(PROVIDED INFORMATION begins)
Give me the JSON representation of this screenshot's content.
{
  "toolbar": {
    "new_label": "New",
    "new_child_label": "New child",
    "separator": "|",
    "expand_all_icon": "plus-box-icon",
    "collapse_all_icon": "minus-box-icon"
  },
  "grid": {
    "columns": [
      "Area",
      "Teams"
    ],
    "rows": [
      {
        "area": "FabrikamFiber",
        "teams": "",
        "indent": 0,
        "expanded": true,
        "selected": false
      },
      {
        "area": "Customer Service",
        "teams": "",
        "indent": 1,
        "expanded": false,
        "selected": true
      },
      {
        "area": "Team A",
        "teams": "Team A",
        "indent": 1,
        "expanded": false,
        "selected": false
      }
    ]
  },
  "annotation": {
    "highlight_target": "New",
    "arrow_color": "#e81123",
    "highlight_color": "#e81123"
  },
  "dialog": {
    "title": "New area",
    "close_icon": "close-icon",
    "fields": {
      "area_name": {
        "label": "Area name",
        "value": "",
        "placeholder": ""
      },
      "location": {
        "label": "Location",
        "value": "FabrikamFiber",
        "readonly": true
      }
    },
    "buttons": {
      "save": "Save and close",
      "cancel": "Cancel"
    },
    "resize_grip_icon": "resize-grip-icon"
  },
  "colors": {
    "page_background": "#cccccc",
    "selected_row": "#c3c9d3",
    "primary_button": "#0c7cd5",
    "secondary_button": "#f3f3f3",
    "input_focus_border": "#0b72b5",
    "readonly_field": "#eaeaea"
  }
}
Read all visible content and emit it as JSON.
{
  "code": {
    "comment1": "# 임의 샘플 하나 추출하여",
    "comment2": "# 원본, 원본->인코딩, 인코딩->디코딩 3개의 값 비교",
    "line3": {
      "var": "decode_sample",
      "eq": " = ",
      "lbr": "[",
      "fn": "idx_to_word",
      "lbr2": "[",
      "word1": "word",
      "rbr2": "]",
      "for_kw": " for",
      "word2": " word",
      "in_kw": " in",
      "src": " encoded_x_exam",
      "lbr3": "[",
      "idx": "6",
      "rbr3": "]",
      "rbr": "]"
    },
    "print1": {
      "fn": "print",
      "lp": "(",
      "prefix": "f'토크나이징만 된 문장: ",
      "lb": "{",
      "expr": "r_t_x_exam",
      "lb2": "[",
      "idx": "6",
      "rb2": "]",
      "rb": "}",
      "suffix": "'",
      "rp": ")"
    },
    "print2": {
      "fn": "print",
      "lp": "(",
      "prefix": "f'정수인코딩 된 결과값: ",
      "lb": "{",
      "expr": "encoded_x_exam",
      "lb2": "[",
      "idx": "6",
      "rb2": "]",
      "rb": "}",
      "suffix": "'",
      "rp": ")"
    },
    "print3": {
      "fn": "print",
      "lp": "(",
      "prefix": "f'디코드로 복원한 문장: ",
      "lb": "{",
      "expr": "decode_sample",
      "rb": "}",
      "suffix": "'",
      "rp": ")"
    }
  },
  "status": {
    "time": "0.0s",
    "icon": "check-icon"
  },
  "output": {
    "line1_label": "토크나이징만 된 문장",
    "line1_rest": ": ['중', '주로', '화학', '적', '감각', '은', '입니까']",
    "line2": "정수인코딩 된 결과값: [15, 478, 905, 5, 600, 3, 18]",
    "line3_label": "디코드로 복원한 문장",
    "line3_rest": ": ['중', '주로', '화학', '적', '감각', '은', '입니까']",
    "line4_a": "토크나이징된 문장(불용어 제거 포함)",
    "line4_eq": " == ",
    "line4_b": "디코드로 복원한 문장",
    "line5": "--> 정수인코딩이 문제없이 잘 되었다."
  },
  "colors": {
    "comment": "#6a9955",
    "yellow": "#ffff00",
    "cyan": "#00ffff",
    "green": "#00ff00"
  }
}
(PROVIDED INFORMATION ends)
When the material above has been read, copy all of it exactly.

Give me the JSON representation of this screenshot's content.
{
  "toolbar": {
    "new_label": "New",
    "new_child_label": "New child",
    "separator": "|",
    "expand_all_icon": "plus-box-icon",
    "collapse_all_icon": "minus-box-icon"
  },
  "grid": {
    "columns": [
      "Area",
      "Teams"
    ],
    "rows": [
      {
        "area": "FabrikamFiber",
        "teams": "",
        "indent": 0,
        "expanded": true,
        "selected": false
      },
      {
        "area": "Customer Service",
        "teams": "",
        "indent": 1,
        "expanded": false,
        "selected": true
      },
      {
        "area": "Team A",
        "teams": "Team A",
        "indent": 1,
        "expanded": false,
        "selected": false
      }
    ]
  },
  "annotation": {
    "highlight_target": "New",
    "arrow_color": "#e81123",
    "highlight_color": "#e81123"
  },
  "dialog": {
    "title": "New area",
    "close_icon": "close-icon",
    "fields": {
      "area_name": {
        "label": "Area name",
        "value": "",
        "placeholder": ""
      },
      "location": {
        "label": "Location",
        "value": "FabrikamFiber",
        "readonly": true
      }
    },
    "buttons": {
      "save": "Save and close",
      "cancel": "Cancel"
    },
    "resize_grip_icon": "resize-grip-icon"
  },
  "colors": {
    "page_background": "#cccccc",
    "selected_row": "#c3c9d3",
    "primary_button": "#0c7cd5",
    "secondary_button": "#f3f3f3",
    "input_focus_border": "#0b72b5",
    "readonly_field": "#eaeaea"
  }
}
Read all visible content and emit it as JSON.
{
  "code": {
    "comment1": "# 임의 샘플 하나 추출하여",
    "comment2": "# 원본, 원본->인코딩, 인코딩->디코딩 3개의 값 비교",
    "line3": {
      "var": "decode_sample",
      "eq": " = ",
      "lbr": "[",
      "fn": "idx_to_word",
      "lbr2": "[",
      "word1": "word",
      "rbr2": "]",
      "for_kw": " for",
      "word2": " word",
      "in_kw": " in",
      "src": " encoded_x_exam",
      "lbr3": "[",
      "idx": "6",
      "rbr3": "]",
      "rbr": "]"
    },
    "print1": {
      "fn": "print",
      "lp": "(",
      "prefix": "f'토크나이징만 된 문장: ",
      "lb": "{",
      "expr": "r_t_x_exam",
      "lb2": "[",
      "idx": "6",
      "rb2": "]",
      "rb": "}",
      "suffix": "'",
      "rp": ")"
    },
    "print2": {
      "fn": "print",
      "lp": "(",
      "prefix": "f'정수인코딩 된 결과값: ",
      "lb": "{",
      "expr": "encoded_x_exam",
      "lb2": "[",
      "idx": "6",
      "rb2": "]",
      "rb": "}",
      "suffix": "'",
      "rp": ")"
    },
    "print3": {
      "fn": "print",
      "lp": "(",
      "prefix": "f'디코드로 복원한 문장: ",
      "lb": "{",
      "expr": "decode_sample",
      "rb": "}",
      "suffix": "'",
      "rp": ")"
    }
  },
  "status": {
    "time": "0.0s",
    "icon": "check-icon"
  },
  "output": {
    "line1_label": "토크나이징만 된 문장",
    "line1_rest": ": ['중', '주로', '화학', '적', '감각', '은', '입니까']",
    "line2": "정수인코딩 된 결과값: [15, 478, 905, 5, 600, 3, 18]",
    "line3_label": "디코드로 복원한 문장",
    "line3_rest": ": ['중', '주로', '화학', '적', '감각', '은', '입니까']",
    "line4_a": "토크나이징된 문장(불용어 제거 포함)",
    "line4_eq": " == ",
    "line4_b": "디코드로 복원한 문장",
    "line5": "--> 정수인코딩이 문제없이 잘 되었다."
  },
  "colors": {
    "comment": "#6a9955",
    "yellow": "#ffff00",
    "cyan": "#00ffff",
    "green": "#00ff00"
  }
}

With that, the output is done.